the senses You’ve heard of the main 5 senses: touch, taste, smell, sight, and hearing. But what about the other three senses?

 

PROPRIOCEPTION

Many kids can feel overwhelmed by the amount of sensory stimulation throughout the day, this can result in a kid not being able to focus or appearing to be out of control.

In OT we specialize in how proprioceptive input can help a child regulate their nervous system throughout the day.

Our brains get proprioceptive input when we push-on or pull-on things and provide pressure to muscles and joints.
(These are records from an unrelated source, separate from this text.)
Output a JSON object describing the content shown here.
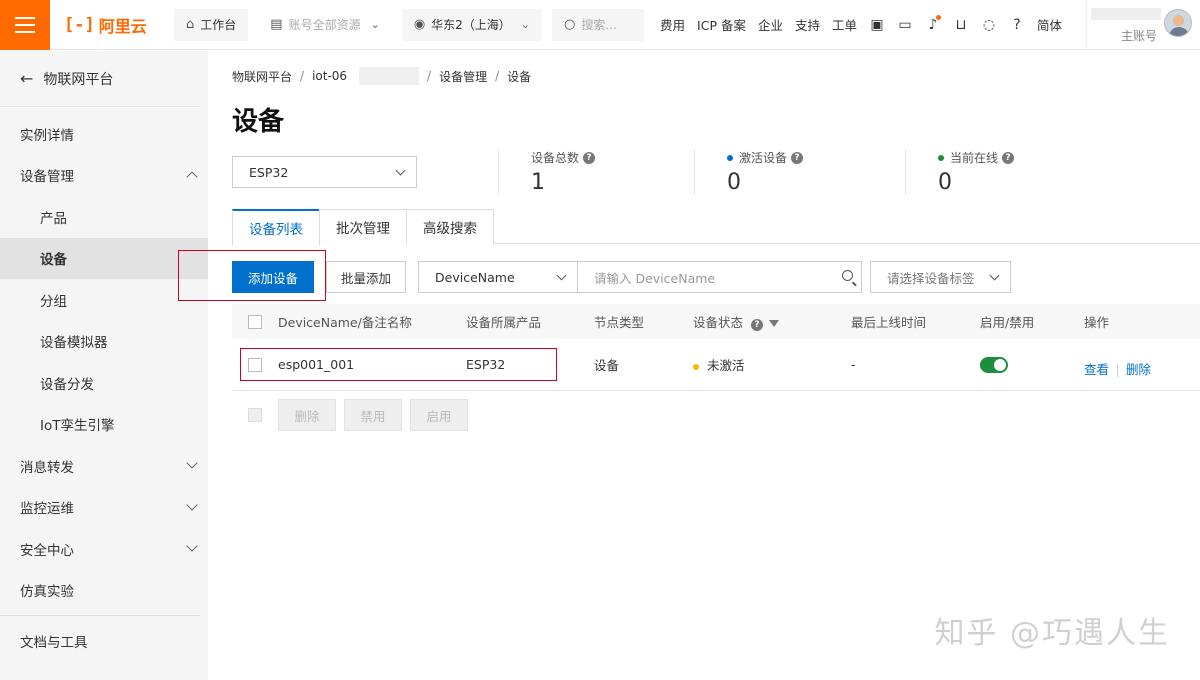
{
  "header": {
    "logo_text": "阿里云",
    "workbench": "工作台",
    "resources": "账号全部资源",
    "region": "华东2（上海）",
    "search_placeholder": "搜索...",
    "links": [
      "费用",
      "ICP 备案",
      "企业",
      "支持",
      "工单"
    ],
    "lang": "简体",
    "account_sub": "主账号"
  },
  "sidebar": {
    "back_label": "物联网平台",
    "items": [
      {
        "label": "实例详情"
      },
      {
        "label": "设备管理"
      },
      {
        "label": "产品"
      },
      {
        "label": "设备"
      },
      {
        "label": "分组"
      },
      {
        "label": "设备模拟器"
      },
      {
        "label": "设备分发"
      },
      {
        "label": "IoT孪生引擎"
      },
      {
        "label": "消息转发"
      },
      {
        "label": "监控运维"
      },
      {
        "label": "安全中心"
      },
      {
        "label": "仿真实验"
      },
      {
        "label": "文档与工具"
      }
    ]
  },
  "breadcrumb": [
    "物联网平台",
    "iot-06",
    "设备管理",
    "设备"
  ],
  "page": {
    "title": "设备",
    "product_selected": "ESP32",
    "stats": [
      {
        "label": "设备总数",
        "value": "1",
        "dot_color": ""
      },
      {
        "label": "激活设备",
        "value": "0",
        "dot_color": "#0070cc"
      },
      {
        "label": "当前在线",
        "value": "0",
        "dot_color": "#1e8e3e"
      }
    ],
    "tabs": [
      "设备列表",
      "批次管理",
      "高级搜索"
    ],
    "toolbar": {
      "add_device": "添加设备",
      "batch_add": "批量添加",
      "filter_field": "DeviceName",
      "search_placeholder": "请输入 DeviceName",
      "tag_placeholder": "请选择设备标签"
    },
    "table": {
      "headers": [
        "DeviceName/备注名称",
        "设备所属产品",
        "节点类型",
        "设备状态",
        "最后上线时间",
        "启用/禁用",
        "操作"
      ],
      "rows": [
        {
          "device_name": "esp001_001",
          "product": "ESP32",
          "node_type": "设备",
          "status": "未激活",
          "last_online": "-",
          "enabled": true,
          "action_view": "查看",
          "action_delete": "删除"
        }
      ]
    },
    "batch_actions": [
      "删除",
      "禁用",
      "启用"
    ]
  },
  "watermark": "知乎 @巧遇人生",
  "colors": {
    "brand": "#ff6a00",
    "primary": "#0070cc",
    "highlight": "#d0021b",
    "enabled": "#1e8e3e"
  }
}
Some activities to do through the day to regulate their nervous system are:

– Bouncing on a trampoline or exercise ball
– Animal walks
– Pushing or pulling a full laundry basket down a hall
– Deep pressure
– Log rolls
– Blowing bubbles
– Playing on monkey bars
– Carrying books
– Kicking a ball

 

INTEROCEPTION
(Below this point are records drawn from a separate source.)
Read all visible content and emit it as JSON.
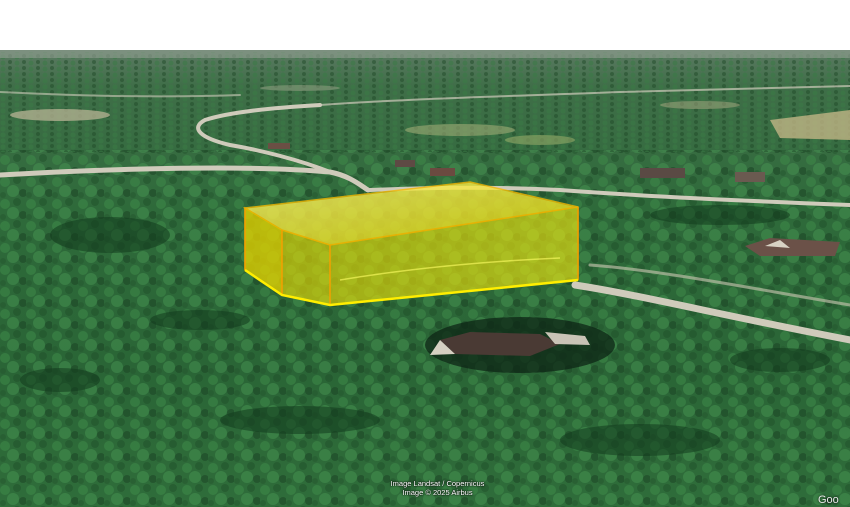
{
  "map": {
    "imagery": "aerial-forest",
    "overlay": {
      "shape": "extruded-polygon",
      "fill_color": "#f2e600",
      "edge_color": "#f5b800"
    },
    "attribution": {
      "line1": "Image Landsat / Copernicus",
      "line2": "Image © 2025 Airbus"
    },
    "brand_text": "Goo"
  },
  "colors": {
    "sky": "#ffffff",
    "forest": "#2f6b3b",
    "road": "#c9c6b8"
  }
}
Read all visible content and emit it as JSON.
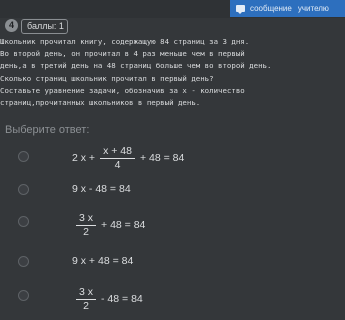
{
  "header": {
    "message_label": "сообщение",
    "teacher_label": "учителю"
  },
  "task": {
    "number": "4",
    "points_label": "баллы: 1"
  },
  "question_lines": [
    "Школьник прочитал книгу, содержащую 84 страниц за 3 дня.",
    "Во второй день, он прочитал в 4 раз меньше чем в первый",
    "день,а в третий день на 48 страниц больше чем во второй день.",
    "Сколько страниц школьник прочитал в первый день?",
    "Составьте уравнение задачи, обозначив за х - количество",
    "страниц,прочитанных школьников в первый день."
  ],
  "choose_label": "Выберите ответ:",
  "options": {
    "opt1": {
      "lead": "2 х +",
      "num": "х + 48",
      "den": "4",
      "tail": "+ 48 = 84"
    },
    "opt2": {
      "text": "9 х - 48 = 84"
    },
    "opt3": {
      "num": "3 х",
      "den": "2",
      "tail": "+ 48 = 84"
    },
    "opt4": {
      "text": "9 х + 48 = 84"
    },
    "opt5": {
      "num": "3 х",
      "den": "2",
      "tail": "- 48 = 84"
    }
  }
}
Interoception is the eighth sense of the body which allows us to ‘feel’ or sense the inside of our bodies.

Interoception can help determine if an individual is hungry, needs to go to the bathroom, or if they are tired. It also allows an individual to recognize physiological changes such as their heart beating faster, they are breathing faster, or if they become hot or cold.

Interoception allows an individual to understand what their body is feeling and make changes if needed.For example, if their heart starts racing they can connect this to feeling anxious or nervous. It also helps us make appropriate reactions based on the information being processed in our bodies. For example, if someone is feeling thirsty they will know to get a drink. If someone is cold they will know to get a jacket.

 

VESTIBULAR

The vestibular sense contributes to our ability to maintain balance and body posture. Located next to the cochlea in the inner ear, vestibular organs are fluid-filled and have hair cells, similar to the ones found in the auditory system, which respond to movement of the head and gravitational forces. When these hair cells are stimulated, they send signals to the brain via the vestibular nerve.

If you’ve ever had an ear infection and felt dizzy, or if you were to experience vertigo and you might feel like your entire body was spinning in space and be unable to walk. This is because of the vestibular sense.

In addition to maintaining balance, the vestibular system collects information critical for controlling movement and the reflexes that move various parts of our bodies to compensate for changes in body position. It helps us maintain an upright posture and helps keep your head and neck muscles steady so your eyes can track an object or information in front of you. Activities like jumping, climbing, spinning, swinging, skateboarding, or riding a bike are all linked to developing your vestibular sense.

 
Looking to refine your child’s Gross Motor Skills and work on their ‘gravitational insecurity’?
Call (570) 992-6720 and ask about our Occupational Therapy Programs!